Nonetheless, in 2004, Jackson and three colleagues set out to determine whether the mortality difference between the vaccinated and the unvaccinated might be caused by a phenomenon known as the Ã¢â‚¬Å“healthy user effect.Ã¢â‚¬Â They hypothesized that on average, people who get vaccinated are simply healthier than those who donÃ¢â‚¬â„¢t, and thus less liable to die over the short term. People who donÃ¢â‚¬â„¢t get vaccinated may be bedridden or otherwise too sick to go get a shot. They may also be more likely to succumb to flu or any other illness, because they are generally older and sicker. To test their thesis, Jackson and her colleagues combed through eight years of medical data on more than 72,000 people 65 and older. They looked at who got flu shots and who didnÃ¢â‚¬â„¢t. Then they examined which groupÃ¢â‚¬â„¢s members were more likely to die of any cause when it was not flu season.

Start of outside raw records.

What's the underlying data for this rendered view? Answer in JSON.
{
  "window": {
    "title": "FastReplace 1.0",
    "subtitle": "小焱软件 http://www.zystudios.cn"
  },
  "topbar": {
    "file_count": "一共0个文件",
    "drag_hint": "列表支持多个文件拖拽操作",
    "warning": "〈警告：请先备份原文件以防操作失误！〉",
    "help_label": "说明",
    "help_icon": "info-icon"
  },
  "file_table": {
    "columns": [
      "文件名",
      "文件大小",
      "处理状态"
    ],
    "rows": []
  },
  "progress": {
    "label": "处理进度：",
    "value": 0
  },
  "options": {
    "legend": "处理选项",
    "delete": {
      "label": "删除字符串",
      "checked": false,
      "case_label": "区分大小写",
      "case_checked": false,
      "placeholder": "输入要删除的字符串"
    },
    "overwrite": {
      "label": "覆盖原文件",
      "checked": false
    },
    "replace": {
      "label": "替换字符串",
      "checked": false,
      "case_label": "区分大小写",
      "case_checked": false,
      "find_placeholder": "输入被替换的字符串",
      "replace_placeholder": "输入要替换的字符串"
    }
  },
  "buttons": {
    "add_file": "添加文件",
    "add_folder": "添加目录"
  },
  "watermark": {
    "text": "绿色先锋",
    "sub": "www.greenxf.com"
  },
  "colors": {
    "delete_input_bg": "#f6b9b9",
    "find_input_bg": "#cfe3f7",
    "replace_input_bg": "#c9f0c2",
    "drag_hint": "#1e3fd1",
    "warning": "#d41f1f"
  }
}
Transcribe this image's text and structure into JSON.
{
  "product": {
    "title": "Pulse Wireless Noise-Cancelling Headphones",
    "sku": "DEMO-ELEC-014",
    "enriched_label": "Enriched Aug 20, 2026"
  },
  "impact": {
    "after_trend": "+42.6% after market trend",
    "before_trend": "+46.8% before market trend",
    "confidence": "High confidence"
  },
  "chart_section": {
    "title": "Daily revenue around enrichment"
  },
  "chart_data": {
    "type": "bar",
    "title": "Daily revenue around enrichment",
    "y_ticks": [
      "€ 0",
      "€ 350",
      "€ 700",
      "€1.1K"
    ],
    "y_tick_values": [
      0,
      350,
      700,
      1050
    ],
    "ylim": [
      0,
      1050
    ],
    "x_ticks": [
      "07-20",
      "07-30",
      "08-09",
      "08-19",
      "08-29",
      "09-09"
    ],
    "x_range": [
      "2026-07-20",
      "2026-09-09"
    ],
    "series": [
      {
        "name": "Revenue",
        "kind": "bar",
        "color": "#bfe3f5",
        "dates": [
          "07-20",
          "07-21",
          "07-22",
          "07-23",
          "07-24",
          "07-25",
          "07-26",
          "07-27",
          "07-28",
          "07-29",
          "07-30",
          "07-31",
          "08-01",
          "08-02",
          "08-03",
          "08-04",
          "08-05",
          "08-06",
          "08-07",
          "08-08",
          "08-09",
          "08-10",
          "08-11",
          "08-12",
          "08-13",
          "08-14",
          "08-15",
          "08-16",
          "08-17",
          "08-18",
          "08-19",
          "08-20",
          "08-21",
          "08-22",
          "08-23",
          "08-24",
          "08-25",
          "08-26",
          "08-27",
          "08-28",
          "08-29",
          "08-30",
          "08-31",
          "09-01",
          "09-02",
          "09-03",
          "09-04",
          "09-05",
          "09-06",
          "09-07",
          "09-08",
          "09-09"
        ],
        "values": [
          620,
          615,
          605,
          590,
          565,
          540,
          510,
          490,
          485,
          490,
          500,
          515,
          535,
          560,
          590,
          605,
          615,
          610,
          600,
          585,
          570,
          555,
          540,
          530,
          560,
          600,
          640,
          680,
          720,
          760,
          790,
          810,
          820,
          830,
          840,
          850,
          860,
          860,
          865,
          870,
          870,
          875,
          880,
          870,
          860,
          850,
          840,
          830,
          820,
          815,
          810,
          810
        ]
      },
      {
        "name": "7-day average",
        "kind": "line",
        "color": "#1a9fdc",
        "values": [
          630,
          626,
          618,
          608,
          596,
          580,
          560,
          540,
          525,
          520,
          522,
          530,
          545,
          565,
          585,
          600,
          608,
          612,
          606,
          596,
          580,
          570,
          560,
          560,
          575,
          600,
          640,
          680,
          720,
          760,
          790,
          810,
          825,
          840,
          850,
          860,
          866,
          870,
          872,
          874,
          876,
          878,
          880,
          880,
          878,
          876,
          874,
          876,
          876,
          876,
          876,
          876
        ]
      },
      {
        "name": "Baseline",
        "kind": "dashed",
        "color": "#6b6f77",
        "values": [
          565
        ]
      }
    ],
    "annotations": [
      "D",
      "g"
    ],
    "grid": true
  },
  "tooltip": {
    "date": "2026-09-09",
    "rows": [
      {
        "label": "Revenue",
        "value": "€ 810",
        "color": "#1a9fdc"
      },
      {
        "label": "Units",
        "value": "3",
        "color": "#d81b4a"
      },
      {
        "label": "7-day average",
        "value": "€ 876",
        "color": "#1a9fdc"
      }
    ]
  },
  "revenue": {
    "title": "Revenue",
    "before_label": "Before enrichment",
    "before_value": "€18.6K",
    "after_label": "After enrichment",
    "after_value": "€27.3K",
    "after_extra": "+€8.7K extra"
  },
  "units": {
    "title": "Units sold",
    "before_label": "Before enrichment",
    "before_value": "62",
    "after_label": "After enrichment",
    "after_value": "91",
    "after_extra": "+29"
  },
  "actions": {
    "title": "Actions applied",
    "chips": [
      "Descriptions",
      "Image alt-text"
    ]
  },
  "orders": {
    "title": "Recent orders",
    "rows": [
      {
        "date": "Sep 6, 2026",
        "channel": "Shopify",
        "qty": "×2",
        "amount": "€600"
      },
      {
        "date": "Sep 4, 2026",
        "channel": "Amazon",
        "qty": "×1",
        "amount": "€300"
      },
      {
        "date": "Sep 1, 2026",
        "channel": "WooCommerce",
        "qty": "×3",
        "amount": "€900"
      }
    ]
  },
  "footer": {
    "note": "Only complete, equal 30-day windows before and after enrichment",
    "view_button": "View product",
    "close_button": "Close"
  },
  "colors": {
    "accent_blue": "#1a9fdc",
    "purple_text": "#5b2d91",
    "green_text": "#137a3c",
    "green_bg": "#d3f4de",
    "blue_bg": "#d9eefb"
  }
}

JacksonÃ¢â‚¬â„¢s findings showed that outside of flu season, the baseline risk of death among people who did not get vaccinated was approximately 60 percent higher than among those who did, lending support to the hypothesis that on average, healthy people chose to get the vaccine, while the Ã¢â‚¬Å“frail elderlyÃ¢â‚¬Â didnÃ¢â‚¬â„¢t or couldnÃ¢â‚¬â„¢t. In fact, the healthy-user effect explained the entire benefit that other researchers were attributing to flu vaccine, suggesting that the vaccine itself might not reduce mortality at all. JacksonÃ¢â‚¬â„¢s papers Ã¢â‚¬Å“are beautiful,Ã¢â‚¬Â says Lone Simonsen, who is a professor of global health at George Washington University, in Washington, D.C., and an internationally recognized expert in influenza and vaccine epidemiology. Ã¢â‚¬Å“They are classic studies in epidemiology, they are so carefully done.Ã¢â‚¬Â
The results were also so unexpected that many experts simply refused to believe them. JacksonÃ¢â‚¬â„¢s papers were turned down for publication in the top-ranked medical journals. One flu expert who reviewed her studies for the Journal of the American Medical Association wrote, Ã¢â‚¬Å“To accept these results would be to say that the earth is flat!Ã¢â‚¬Â When the papers were finally published in 2006, in the less prominent International Journal of Epidemiology, they were largely ignored by doctors and public-health officials. Ã¢â‚¬Å“The answer I got,Ã¢â‚¬Â says Jackson, Ã¢â‚¬Å“was not the right answer.Ã¢â‚¬Â